It’s not too late to purchase a 2013 LWR calendar through Lulu.com: http://www.lulu.com/shop/lwr-2013-calendar/calendar/product-20508997.html;jsessionid=9A82168D6909525E23A40D22846C7A80. The calendar features full-color photos of 12 of 2012’s intakes, one per month. All proceeds ($10 per calendar) over Lulu.com’s printing fees will be used to support our rehab efforts in 2013. Thanks to those of you who’ve already purchased calendars; for those who haven’t—what’re you waiting for? 2013 has arrived; time’s a-wastin’!
The flying squirrels were released shortly after the last update; several nights recently that the weather’s been decent, I’ve heard flyers in the yard and seen one of my feeders swaying when I aimed a flashlight at it. They’re lightning-quick little rascals! I’m pretty sure the two released flyers took up with the colony that frequents my yard at night.

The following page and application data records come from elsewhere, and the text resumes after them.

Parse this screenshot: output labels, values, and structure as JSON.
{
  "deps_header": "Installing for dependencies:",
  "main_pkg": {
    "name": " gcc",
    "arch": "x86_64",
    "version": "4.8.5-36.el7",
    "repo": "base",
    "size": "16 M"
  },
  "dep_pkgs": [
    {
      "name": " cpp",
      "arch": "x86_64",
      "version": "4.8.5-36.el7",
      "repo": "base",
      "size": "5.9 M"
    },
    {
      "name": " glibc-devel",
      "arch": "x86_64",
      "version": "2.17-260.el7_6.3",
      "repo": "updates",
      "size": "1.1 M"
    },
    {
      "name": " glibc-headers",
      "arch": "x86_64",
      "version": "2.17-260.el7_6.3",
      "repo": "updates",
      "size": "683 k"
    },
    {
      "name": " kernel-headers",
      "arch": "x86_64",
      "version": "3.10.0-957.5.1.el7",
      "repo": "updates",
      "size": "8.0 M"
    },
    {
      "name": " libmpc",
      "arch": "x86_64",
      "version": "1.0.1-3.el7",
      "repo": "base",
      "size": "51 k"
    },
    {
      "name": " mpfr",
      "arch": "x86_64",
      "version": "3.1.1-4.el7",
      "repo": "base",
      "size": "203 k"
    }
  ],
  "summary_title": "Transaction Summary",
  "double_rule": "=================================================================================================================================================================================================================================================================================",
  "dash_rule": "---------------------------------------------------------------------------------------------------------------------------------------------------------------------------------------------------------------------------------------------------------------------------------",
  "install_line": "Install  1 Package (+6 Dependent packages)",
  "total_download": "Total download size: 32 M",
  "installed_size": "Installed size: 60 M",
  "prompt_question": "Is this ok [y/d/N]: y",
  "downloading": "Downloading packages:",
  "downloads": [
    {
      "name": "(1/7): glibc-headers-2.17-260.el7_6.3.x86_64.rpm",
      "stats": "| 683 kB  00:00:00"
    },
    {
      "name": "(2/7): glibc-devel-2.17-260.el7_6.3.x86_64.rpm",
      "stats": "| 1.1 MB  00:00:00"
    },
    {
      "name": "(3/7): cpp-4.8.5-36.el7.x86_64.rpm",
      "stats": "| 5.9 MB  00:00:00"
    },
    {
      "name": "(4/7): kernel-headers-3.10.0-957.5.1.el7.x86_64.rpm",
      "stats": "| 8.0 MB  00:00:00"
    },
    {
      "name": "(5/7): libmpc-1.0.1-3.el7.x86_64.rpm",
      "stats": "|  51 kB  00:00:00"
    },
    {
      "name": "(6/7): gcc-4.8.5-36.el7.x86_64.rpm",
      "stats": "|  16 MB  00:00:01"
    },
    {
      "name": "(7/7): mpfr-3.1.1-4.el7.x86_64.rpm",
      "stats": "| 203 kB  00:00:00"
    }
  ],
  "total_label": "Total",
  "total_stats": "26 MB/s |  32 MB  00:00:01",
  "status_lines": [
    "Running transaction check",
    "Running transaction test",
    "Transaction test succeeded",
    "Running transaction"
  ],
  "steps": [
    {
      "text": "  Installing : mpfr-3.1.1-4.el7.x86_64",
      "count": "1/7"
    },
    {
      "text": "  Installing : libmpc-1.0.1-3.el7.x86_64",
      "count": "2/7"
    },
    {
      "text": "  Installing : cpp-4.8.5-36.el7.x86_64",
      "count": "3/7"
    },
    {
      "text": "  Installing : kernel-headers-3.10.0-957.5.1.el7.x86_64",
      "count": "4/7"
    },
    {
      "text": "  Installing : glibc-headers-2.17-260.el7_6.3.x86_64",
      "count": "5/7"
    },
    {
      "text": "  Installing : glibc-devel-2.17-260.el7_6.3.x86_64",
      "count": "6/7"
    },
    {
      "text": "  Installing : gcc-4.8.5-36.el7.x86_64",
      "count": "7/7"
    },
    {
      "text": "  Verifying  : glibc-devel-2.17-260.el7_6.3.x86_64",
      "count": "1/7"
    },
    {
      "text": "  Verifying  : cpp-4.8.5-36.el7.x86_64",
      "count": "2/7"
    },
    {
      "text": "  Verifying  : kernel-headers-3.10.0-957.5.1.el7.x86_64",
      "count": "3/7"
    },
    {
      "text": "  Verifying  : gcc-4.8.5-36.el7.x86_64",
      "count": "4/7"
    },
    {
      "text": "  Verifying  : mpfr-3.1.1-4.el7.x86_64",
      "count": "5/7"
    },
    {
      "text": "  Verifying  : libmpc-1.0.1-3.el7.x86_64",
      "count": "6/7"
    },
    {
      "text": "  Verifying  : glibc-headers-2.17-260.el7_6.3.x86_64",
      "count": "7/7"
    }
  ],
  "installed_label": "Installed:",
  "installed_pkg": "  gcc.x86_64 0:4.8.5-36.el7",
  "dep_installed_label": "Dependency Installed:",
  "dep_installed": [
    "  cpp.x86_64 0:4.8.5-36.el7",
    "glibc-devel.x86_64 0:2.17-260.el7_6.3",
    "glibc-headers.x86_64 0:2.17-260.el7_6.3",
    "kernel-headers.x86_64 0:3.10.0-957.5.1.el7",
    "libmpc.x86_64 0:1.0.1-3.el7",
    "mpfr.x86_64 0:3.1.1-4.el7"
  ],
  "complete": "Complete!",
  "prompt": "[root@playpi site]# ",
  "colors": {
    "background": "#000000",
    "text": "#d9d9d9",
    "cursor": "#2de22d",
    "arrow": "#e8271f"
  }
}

The gray squirrels continue to grow apace, although they’re somewhat smaller than they should be. I’m not sure if this is because of the crappy diet they had before I got them or if it’s just that they were “out of season” babies. As of today, we had one fully open pair of eyes and one pair beginning to open. All 6 beady little eyes should be open by the weekend.
This little brown bat (actual species name; Georgia also has big brown bats among its 16 species of bats) came in Christmas Day with a broken wing. Since I’m not licensed for RVS (rabies vector species), I took him in with the intention of transferring him to a properly RVS-licensed rehabber if he was savable. Of course, lacking the pre-exposure vaccine, the only way I could safely handle this little guy was with gloves, so a really thorough exam on my part was impossible. I debated and hoped that what appeared to be an open fracture was actually a puncture wound, but when my vets reopened after Christmas, we discovered that the break was in fact not fixable—there was no need for an x-ray, as when the little fellow began thrashing about in vet Richie Hatcher’s hand, it was obvious that the break was in the joint. Joint fractures in any flying creature, bat or bird, can’t be repaired to allow flight.
These stereotypical grimaces were a reaction to our exam:
And finally, just after Christmas, another gunshot red tailed hawk, a mature male, came in. This guy’s wing is broken but not badly displaced, so he should heal well. He’s not nearly as good humored as the female; in fact, he acts downright paranoid.